# [SUPPLIED ENTRIES]
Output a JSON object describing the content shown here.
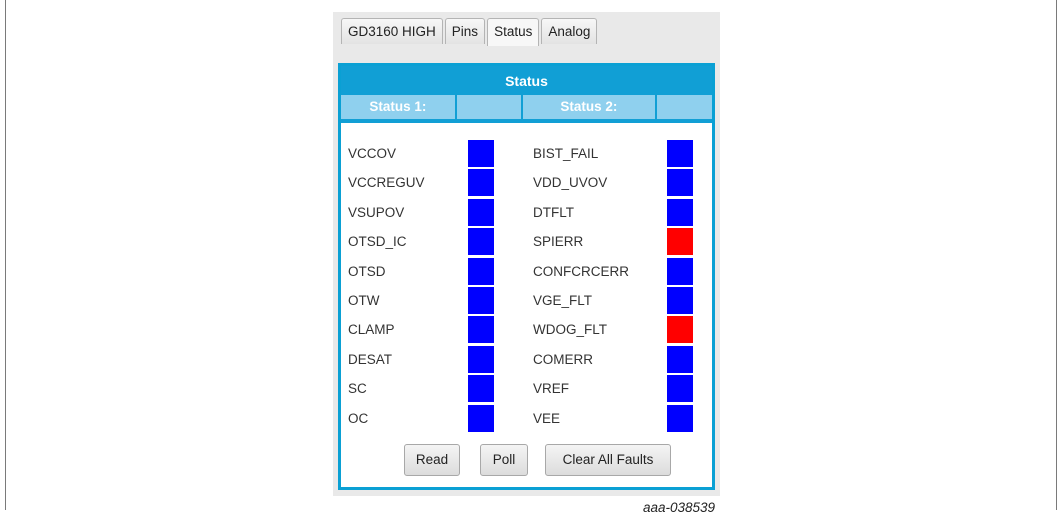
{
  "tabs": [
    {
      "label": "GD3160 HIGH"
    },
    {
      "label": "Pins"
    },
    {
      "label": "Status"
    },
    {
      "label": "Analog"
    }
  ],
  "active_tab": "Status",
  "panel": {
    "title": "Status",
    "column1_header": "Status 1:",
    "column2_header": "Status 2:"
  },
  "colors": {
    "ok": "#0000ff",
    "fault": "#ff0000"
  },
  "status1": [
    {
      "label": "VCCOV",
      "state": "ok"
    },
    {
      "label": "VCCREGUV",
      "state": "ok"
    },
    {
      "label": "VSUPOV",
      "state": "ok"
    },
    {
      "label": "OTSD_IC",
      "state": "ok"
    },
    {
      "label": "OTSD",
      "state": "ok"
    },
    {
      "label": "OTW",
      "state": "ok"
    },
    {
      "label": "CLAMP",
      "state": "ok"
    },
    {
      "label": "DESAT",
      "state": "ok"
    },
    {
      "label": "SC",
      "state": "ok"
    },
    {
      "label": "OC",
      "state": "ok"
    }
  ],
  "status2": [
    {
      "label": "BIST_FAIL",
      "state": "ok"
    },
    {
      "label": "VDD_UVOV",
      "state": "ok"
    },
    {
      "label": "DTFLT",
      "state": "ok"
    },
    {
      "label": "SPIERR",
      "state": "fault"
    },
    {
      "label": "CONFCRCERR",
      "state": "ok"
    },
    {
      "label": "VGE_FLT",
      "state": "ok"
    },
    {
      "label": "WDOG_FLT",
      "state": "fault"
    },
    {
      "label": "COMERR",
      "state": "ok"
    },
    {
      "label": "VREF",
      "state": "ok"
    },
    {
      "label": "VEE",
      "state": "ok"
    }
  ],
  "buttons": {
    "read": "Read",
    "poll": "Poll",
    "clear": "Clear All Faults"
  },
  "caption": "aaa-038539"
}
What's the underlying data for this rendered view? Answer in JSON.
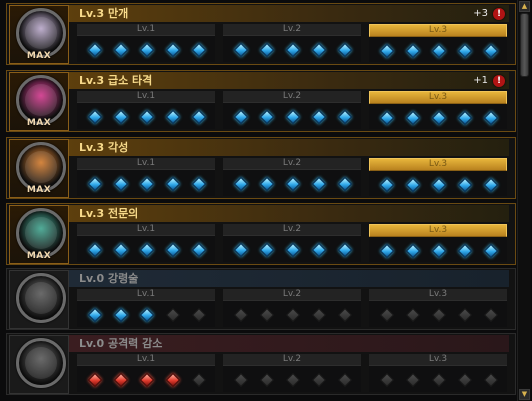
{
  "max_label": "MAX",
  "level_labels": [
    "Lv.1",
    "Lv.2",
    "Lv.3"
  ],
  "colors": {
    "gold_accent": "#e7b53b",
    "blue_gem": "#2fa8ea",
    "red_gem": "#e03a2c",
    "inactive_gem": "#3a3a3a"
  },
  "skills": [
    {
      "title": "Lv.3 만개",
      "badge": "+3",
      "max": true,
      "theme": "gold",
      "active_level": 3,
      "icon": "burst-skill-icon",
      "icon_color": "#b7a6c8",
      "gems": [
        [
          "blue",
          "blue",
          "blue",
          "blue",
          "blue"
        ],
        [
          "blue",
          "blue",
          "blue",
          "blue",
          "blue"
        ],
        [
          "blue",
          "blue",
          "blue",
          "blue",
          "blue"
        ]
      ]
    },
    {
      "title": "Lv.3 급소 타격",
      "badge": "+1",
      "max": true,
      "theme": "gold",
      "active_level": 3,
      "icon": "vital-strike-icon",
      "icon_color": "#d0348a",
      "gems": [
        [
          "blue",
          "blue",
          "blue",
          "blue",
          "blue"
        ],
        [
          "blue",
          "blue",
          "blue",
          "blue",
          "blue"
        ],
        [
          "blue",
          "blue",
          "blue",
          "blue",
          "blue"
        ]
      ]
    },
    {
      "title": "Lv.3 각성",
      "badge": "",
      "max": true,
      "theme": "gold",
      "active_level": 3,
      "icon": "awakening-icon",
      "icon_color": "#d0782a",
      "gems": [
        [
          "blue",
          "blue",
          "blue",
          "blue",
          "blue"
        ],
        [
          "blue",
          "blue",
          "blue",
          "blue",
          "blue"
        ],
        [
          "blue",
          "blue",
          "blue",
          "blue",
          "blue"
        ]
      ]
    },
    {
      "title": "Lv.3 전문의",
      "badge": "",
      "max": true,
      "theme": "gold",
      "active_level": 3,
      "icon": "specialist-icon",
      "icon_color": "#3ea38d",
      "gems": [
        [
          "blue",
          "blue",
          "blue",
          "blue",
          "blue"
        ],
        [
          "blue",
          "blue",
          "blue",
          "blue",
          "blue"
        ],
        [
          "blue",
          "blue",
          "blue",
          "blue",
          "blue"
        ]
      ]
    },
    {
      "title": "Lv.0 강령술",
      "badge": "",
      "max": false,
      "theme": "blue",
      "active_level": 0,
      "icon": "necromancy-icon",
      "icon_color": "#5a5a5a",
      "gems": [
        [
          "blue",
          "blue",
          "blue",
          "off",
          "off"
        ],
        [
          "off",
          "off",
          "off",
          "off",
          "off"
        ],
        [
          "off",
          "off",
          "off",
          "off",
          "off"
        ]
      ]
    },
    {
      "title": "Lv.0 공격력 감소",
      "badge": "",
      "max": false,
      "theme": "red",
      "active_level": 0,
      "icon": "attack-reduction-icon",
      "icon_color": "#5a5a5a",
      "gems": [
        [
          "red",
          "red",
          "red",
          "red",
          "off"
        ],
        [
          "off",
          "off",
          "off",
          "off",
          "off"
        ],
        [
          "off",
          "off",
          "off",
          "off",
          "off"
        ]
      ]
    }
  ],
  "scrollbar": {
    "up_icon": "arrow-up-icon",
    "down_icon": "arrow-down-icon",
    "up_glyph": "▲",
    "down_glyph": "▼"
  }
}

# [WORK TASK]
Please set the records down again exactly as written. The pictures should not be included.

# [ANSWER SPACE]
Output a JSON object describing the content shown here.
{
  "tabs": [
    {
      "label": "GD3160 HIGH"
    },
    {
      "label": "Pins"
    },
    {
      "label": "Status"
    },
    {
      "label": "Analog"
    }
  ],
  "active_tab": "Status",
  "panel": {
    "title": "Status",
    "column1_header": "Status 1:",
    "column2_header": "Status 2:"
  },
  "colors": {
    "ok": "#0000ff",
    "fault": "#ff0000"
  },
  "status1": [
    {
      "label": "VCCOV",
      "state": "ok"
    },
    {
      "label": "VCCREGUV",
      "state": "ok"
    },
    {
      "label": "VSUPOV",
      "state": "ok"
    },
    {
      "label": "OTSD_IC",
      "state": "ok"
    },
    {
      "label": "OTSD",
      "state": "ok"
    },
    {
      "label": "OTW",
      "state": "ok"
    },
    {
      "label": "CLAMP",
      "state": "ok"
    },
    {
      "label": "DESAT",
      "state": "ok"
    },
    {
      "label": "SC",
      "state": "ok"
    },
    {
      "label": "OC",
      "state": "ok"
    }
  ],
  "status2": [
    {
      "label": "BIST_FAIL",
      "state": "ok"
    },
    {
      "label": "VDD_UVOV",
      "state": "ok"
    },
    {
      "label": "DTFLT",
      "state": "ok"
    },
    {
      "label": "SPIERR",
      "state": "fault"
    },
    {
      "label": "CONFCRCERR",
      "state": "ok"
    },
    {
      "label": "VGE_FLT",
      "state": "ok"
    },
    {
      "label": "WDOG_FLT",
      "state": "fault"
    },
    {
      "label": "COMERR",
      "state": "ok"
    },
    {
      "label": "VREF",
      "state": "ok"
    },
    {
      "label": "VEE",
      "state": "ok"
    }
  ],
  "buttons": {
    "read": "Read",
    "poll": "Poll",
    "clear": "Clear All Faults"
  },
  "caption": "aaa-038539"
}
What's the underlying data for this rendered view? Answer in JSON.
{
  "max_label": "MAX",
  "level_labels": [
    "Lv.1",
    "Lv.2",
    "Lv.3"
  ],
  "colors": {
    "gold_accent": "#e7b53b",
    "blue_gem": "#2fa8ea",
    "red_gem": "#e03a2c",
    "inactive_gem": "#3a3a3a"
  },
  "skills": [
    {
      "title": "Lv.3 만개",
      "badge": "+3",
      "max": true,
      "theme": "gold",
      "active_level": 3,
      "icon": "burst-skill-icon",
      "icon_color": "#b7a6c8",
      "gems": [
        [
          "blue",
          "blue",
          "blue",
          "blue",
          "blue"
        ],
        [
          "blue",
          "blue",
          "blue",
          "blue",
          "blue"
        ],
        [
          "blue",
          "blue",
          "blue",
          "blue",
          "blue"
        ]
      ]
    },
    {
      "title": "Lv.3 급소 타격",
      "badge": "+1",
      "max": true,
      "theme": "gold",
      "active_level": 3,
      "icon": "vital-strike-icon",
      "icon_color": "#d0348a",
      "gems": [
        [
          "blue",
          "blue",
          "blue",
          "blue",
          "blue"
        ],
        [
          "blue",
          "blue",
          "blue",
          "blue",
          "blue"
        ],
        [
          "blue",
          "blue",
          "blue",
          "blue",
          "blue"
        ]
      ]
    },
    {
      "title": "Lv.3 각성",
      "badge": "",
      "max": true,
      "theme": "gold",
      "active_level": 3,
      "icon": "awakening-icon",
      "icon_color": "#d0782a",
      "gems": [
        [
          "blue",
          "blue",
          "blue",
          "blue",
          "blue"
        ],
        [
          "blue",
          "blue",
          "blue",
          "blue",
          "blue"
        ],
        [
          "blue",
          "blue",
          "blue",
          "blue",
          "blue"
        ]
      ]
    },
    {
      "title": "Lv.3 전문의",
      "badge": "",
      "max": true,
      "theme": "gold",
      "active_level": 3,
      "icon": "specialist-icon",
      "icon_color": "#3ea38d",
      "gems": [
        [
          "blue",
          "blue",
          "blue",
          "blue",
          "blue"
        ],
        [
          "blue",
          "blue",
          "blue",
          "blue",
          "blue"
        ],
        [
          "blue",
          "blue",
          "blue",
          "blue",
          "blue"
        ]
      ]
    },
    {
      "title": "Lv.0 강령술",
      "badge": "",
      "max": false,
      "theme": "blue",
      "active_level": 0,
      "icon": "necromancy-icon",
      "icon_color": "#5a5a5a",
      "gems": [
        [
          "blue",
          "blue",
          "blue",
          "off",
          "off"
        ],
        [
          "off",
          "off",
          "off",
          "off",
          "off"
        ],
        [
          "off",
          "off",
          "off",
          "off",
          "off"
        ]
      ]
    },
    {
      "title": "Lv.0 공격력 감소",
      "badge": "",
      "max": false,
      "theme": "red",
      "active_level": 0,
      "icon": "attack-reduction-icon",
      "icon_color": "#5a5a5a",
      "gems": [
        [
          "red",
          "red",
          "red",
          "red",
          "off"
        ],
        [
          "off",
          "off",
          "off",
          "off",
          "off"
        ],
        [
          "off",
          "off",
          "off",
          "off",
          "off"
        ]
      ]
    }
  ],
  "scrollbar": {
    "up_icon": "arrow-up-icon",
    "down_icon": "arrow-down-icon",
    "up_glyph": "▲",
    "down_glyph": "▼"
  }
}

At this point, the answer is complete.